Ron Santo’s Induction

By Beacon Staff

It is unfortunate when laurels are awarded posthumously when they mean so much to the living.

But sometimes it takes a person’s death for people to realize how much someone accomplished or what that person meant to a community or team.

That was the case with the recent selection of Chicago Cub third baseman and radio broadcaster Ron Santo, who was named by the Veterans Committee to the National Baseball Hall of Fame two days and a year after his death.

While I am pleased somebody got around to it, it is just hard for me to believe it occurred on the 20th time he was up for consideration.

Now, I know I probably sound like a vanquished Cubs fan, which I can guarantee you I am not. I was a fan of Ron Santo for what he accomplished on and off the field, but probably more importantly how he did it.

A nine-time All Star third baseman and an MVP runner-up, Ron was quite simply a baseball lifer. Amazingly, 19 times he was considered for the Hall only to be cast aside.

Now I get it.

Such Halls are subjective and political in nature. But, while arguably just his 15-year numbers didn’t deserve first-ballot selection (he received just 3.9 percent vote in his first year of eligibility), you’d have a tough time explaining to me how he could be sidestepped for so long.

In a pitcher’s era in Chicago from 1960 to 1974, Seattle-born No. 10 batted a respectable .277 with 342 home runs and 1,331 RBIs while manning the hot corner and earning a reputation as one of the game’s finest defenders.

Ron Santo was the complete package and he performed at a high level while quietly battling juvenile diabetes, which took a heavy toll on him later in life.

Such things were not common knowledge in those days. They were understood by just a few who hadn’t contracted the terrible disease.

Let’s face it, poking needles into your muscular build several times a day from an early age could imply weakness.

Even with artificial legs after both were amputated and failed organs, there was nothing weak about Ron Santo.

I was fortunate enough to meet him at HoHoKum Park, the Cubs spring training facility in Mesa, Ariz., years ago.

I love baseball and have a collection of autographed balls dating back to 1958 when my first job was selling popcorn at Spokane Indians stadium.

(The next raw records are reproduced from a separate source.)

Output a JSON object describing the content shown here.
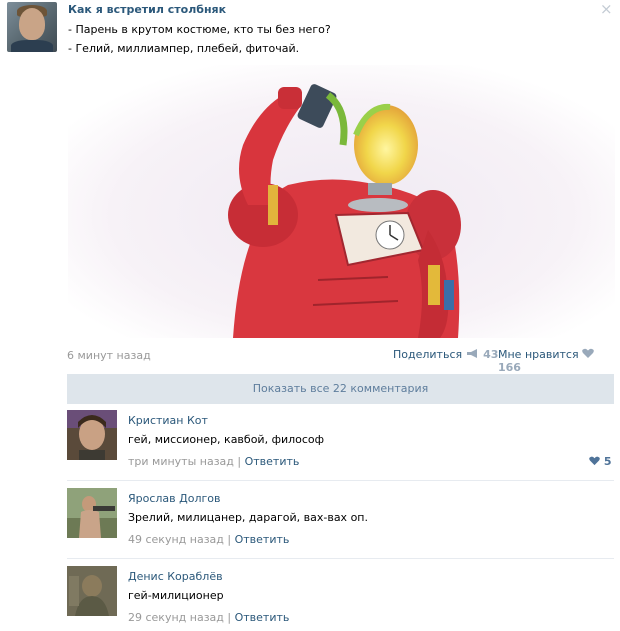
{
  "post": {
    "title": "Как я встретил столбняк",
    "lines": [
      "- Парень в крутом костюме, кто ты без него?",
      "- Гелий, миллиампер, плебей, фиточай."
    ],
    "time": "6 минут назад",
    "share_label": "Поделиться",
    "share_count": "43",
    "like_label": "Мне нравится",
    "like_count": "166",
    "close_icon": "×"
  },
  "comments_bar": {
    "label": "Показать все 22 комментария"
  },
  "comments": [
    {
      "name": "Кристиан Кот",
      "text": "гей, миссионер, кавбой, философ",
      "time": "три минуты назад",
      "reply": "Ответить",
      "likes": "5"
    },
    {
      "name": "Ярослав Долгов",
      "text": "Зрелий, милицанер, дарагой, вах-вах оп.",
      "time": "49 секунд назад",
      "reply": "Ответить"
    },
    {
      "name": "Денис Кораблёв",
      "text": "гей-милиционер",
      "time": "29 секунд назад",
      "reply": "Ответить"
    }
  ],
  "colors": {
    "link": "#2b587a",
    "muted": "#999999",
    "bar": "#dee5eb",
    "accent_red": "#d9373f"
  }
}
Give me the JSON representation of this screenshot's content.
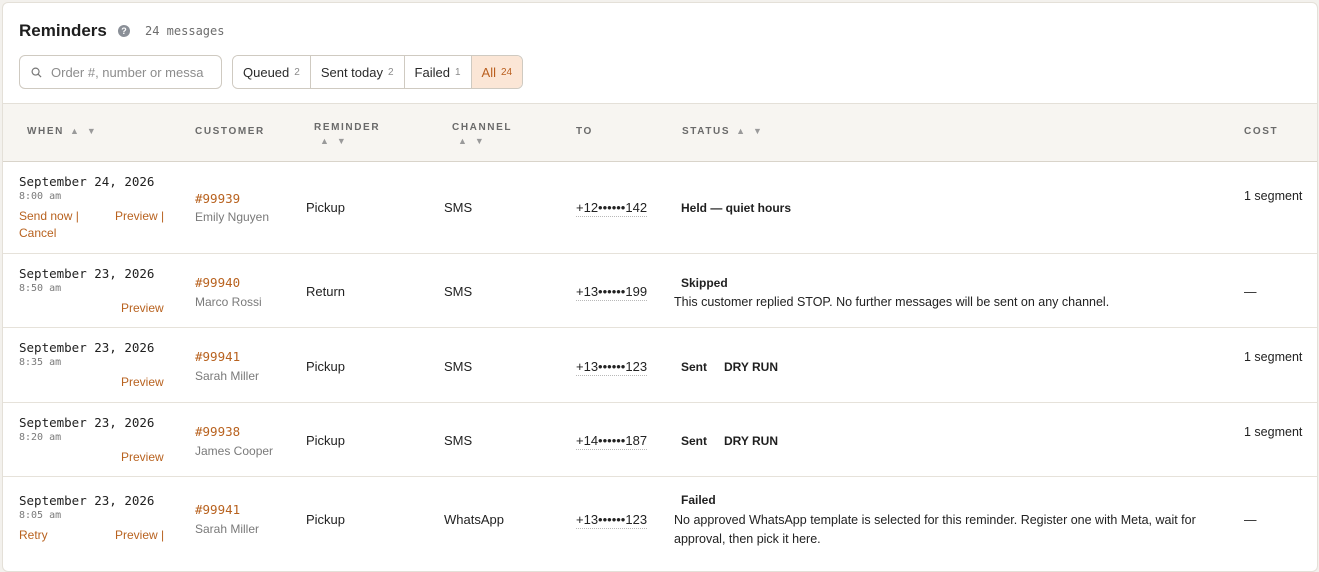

I spotted Ron standing in the first-base dugout and leaned across the concrete roof to get his attention.

At the time Ryne Sandberg, a Spokane native, was the big autograph to get so fans were clamoring for his attention and basically ignoring Hall of Famer Billy Williams and Santo, along with Ernie Banks, some of the greatest players in Cubs history.

I’d just begun my broadcast career at the University of Montana, had illusions of parlaying that gig to the Major Leagues, and politely engaged Santo about his broadcast career.

Initially quite polite, Santo spent about 20 minutes talking about the differences in the play-by-play of different sports, agreeing that there was just nothing like baseball because of the down time allowed for storytelling.

Now believe me when I say Ron Santo had a lifetime of stories and how he told them was as entertaining as their content.

As fans started to gather, finally realizing who he was, after signing a few autographs including a ball and a photo for me, Santo began to make his exit but not before a wink and a nod and a gracious thank you for the conversation and encouragement to “stay after it and live your dream.”

I only wish I could hear his words at the microphone in July when he would expound on how proud he was to be recognized as a Hall of Famer.